→ WHAT YOU HAVE TO DO: Search the material for the string "text" and reply with how many lines contain it, nothing else.

→ DATA SHOWN:
══════════════════════════════

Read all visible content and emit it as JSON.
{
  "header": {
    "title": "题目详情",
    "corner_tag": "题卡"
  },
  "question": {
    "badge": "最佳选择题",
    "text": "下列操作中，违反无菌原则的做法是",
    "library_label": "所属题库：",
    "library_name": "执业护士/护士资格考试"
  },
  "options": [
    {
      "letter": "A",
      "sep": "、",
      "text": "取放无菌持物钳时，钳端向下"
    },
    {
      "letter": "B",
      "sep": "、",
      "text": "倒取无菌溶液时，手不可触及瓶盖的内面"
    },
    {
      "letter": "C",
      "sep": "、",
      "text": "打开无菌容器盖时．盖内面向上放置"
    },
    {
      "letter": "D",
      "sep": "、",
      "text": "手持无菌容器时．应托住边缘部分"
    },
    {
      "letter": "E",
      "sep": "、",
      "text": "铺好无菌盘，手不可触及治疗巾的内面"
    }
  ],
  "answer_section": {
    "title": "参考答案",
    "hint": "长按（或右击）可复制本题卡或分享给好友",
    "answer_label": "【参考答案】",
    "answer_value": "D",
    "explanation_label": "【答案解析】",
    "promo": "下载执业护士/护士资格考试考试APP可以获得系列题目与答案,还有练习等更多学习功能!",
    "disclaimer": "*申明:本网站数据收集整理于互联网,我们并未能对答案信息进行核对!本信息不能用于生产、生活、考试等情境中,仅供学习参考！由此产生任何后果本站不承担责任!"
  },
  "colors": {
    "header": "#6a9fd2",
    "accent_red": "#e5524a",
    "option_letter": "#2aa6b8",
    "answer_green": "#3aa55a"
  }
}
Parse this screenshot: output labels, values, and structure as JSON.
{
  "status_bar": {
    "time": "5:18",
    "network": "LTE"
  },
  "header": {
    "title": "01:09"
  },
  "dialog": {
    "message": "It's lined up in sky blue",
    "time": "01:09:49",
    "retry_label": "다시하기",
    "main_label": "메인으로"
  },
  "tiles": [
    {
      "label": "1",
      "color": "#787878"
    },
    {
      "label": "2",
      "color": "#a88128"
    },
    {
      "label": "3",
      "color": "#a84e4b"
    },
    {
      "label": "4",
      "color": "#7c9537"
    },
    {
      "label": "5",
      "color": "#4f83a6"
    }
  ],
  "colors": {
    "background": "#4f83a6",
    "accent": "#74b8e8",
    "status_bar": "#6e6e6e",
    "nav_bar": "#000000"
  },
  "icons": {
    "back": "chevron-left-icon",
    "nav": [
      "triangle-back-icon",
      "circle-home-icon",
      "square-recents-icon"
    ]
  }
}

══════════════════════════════

→ RESULT: 6